AIM OF THE TASK
Repeat the records below in their entirety, exactly.

══════

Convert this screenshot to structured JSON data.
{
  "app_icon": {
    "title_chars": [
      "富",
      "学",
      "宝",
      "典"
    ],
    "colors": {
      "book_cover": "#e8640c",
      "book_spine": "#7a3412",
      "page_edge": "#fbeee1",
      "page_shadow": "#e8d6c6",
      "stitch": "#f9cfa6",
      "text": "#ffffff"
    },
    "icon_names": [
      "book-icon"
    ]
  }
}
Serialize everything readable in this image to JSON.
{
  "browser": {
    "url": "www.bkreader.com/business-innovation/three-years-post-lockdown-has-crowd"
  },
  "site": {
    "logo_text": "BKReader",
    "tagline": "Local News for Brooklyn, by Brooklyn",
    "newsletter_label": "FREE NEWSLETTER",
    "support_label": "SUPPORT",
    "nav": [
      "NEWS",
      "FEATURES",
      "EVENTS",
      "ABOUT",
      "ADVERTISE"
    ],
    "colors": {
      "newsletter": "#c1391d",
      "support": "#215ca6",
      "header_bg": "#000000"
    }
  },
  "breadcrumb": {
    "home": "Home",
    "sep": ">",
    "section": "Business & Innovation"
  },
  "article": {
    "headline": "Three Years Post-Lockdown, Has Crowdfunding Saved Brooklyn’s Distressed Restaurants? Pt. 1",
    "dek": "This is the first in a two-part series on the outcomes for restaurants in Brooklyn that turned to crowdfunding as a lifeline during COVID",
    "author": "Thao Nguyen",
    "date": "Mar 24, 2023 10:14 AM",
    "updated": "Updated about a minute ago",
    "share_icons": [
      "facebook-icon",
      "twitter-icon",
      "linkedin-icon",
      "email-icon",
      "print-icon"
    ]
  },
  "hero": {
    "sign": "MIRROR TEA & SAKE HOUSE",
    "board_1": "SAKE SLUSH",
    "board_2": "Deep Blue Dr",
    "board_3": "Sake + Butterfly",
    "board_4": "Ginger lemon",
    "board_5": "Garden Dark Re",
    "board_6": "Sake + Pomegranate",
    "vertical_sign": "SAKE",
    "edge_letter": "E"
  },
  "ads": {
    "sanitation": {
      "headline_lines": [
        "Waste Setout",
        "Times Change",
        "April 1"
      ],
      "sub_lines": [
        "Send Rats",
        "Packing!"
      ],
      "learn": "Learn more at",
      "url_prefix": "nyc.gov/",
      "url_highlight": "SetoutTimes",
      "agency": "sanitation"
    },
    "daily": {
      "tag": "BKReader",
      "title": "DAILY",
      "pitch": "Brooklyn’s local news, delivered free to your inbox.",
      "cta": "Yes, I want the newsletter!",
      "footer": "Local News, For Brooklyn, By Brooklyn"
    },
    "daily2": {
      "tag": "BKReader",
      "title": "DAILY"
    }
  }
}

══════

WRITTEN ANSWER
Convert this screenshot to structured JSON data.
{
  "app_icon": {
    "title_chars": [
      "富",
      "学",
      "宝",
      "典"
    ],
    "colors": {
      "book_cover": "#e8640c",
      "book_spine": "#7a3412",
      "page_edge": "#fbeee1",
      "page_shadow": "#e8d6c6",
      "stitch": "#f9cfa6",
      "text": "#ffffff"
    },
    "icon_names": [
      "book-icon"
    ]
  }
}
Serialize everything readable in this image to JSON.
{
  "browser": {
    "url": "www.bkreader.com/business-innovation/three-years-post-lockdown-has-crowd"
  },
  "site": {
    "logo_text": "BKReader",
    "tagline": "Local News for Brooklyn, by Brooklyn",
    "newsletter_label": "FREE NEWSLETTER",
    "support_label": "SUPPORT",
    "nav": [
      "NEWS",
      "FEATURES",
      "EVENTS",
      "ABOUT",
      "ADVERTISE"
    ],
    "colors": {
      "newsletter": "#c1391d",
      "support": "#215ca6",
      "header_bg": "#000000"
    }
  },
  "breadcrumb": {
    "home": "Home",
    "sep": ">",
    "section": "Business & Innovation"
  },
  "article": {
    "headline": "Three Years Post-Lockdown, Has Crowdfunding Saved Brooklyn’s Distressed Restaurants? Pt. 1",
    "dek": "This is the first in a two-part series on the outcomes for restaurants in Brooklyn that turned to crowdfunding as a lifeline during COVID",
    "author": "Thao Nguyen",
    "date": "Mar 24, 2023 10:14 AM",
    "updated": "Updated about a minute ago",
    "share_icons": [
      "facebook-icon",
      "twitter-icon",
      "linkedin-icon",
      "email-icon",
      "print-icon"
    ]
  },
  "hero": {
    "sign": "MIRROR TEA & SAKE HOUSE",
    "board_1": "SAKE SLUSH",
    "board_2": "Deep Blue Dr",
    "board_3": "Sake + Butterfly",
    "board_4": "Ginger lemon",
    "board_5": "Garden Dark Re",
    "board_6": "Sake + Pomegranate",
    "vertical_sign": "SAKE",
    "edge_letter": "E"
  },
  "ads": {
    "sanitation": {
      "headline_lines": [
        "Waste Setout",
        "Times Change",
        "April 1"
      ],
      "sub_lines": [
        "Send Rats",
        "Packing!"
      ],
      "learn": "Learn more at",
      "url_prefix": "nyc.gov/",
      "url_highlight": "SetoutTimes",
      "agency": "sanitation"
    },
    "daily": {
      "tag": "BKReader",
      "title": "DAILY",
      "pitch": "Brooklyn’s local news, delivered free to your inbox.",
      "cta": "Yes, I want the newsletter!",
      "footer": "Local News, For Brooklyn, By Brooklyn"
    },
    "daily2": {
      "tag": "BKReader",
      "title": "DAILY"
    }
  }
}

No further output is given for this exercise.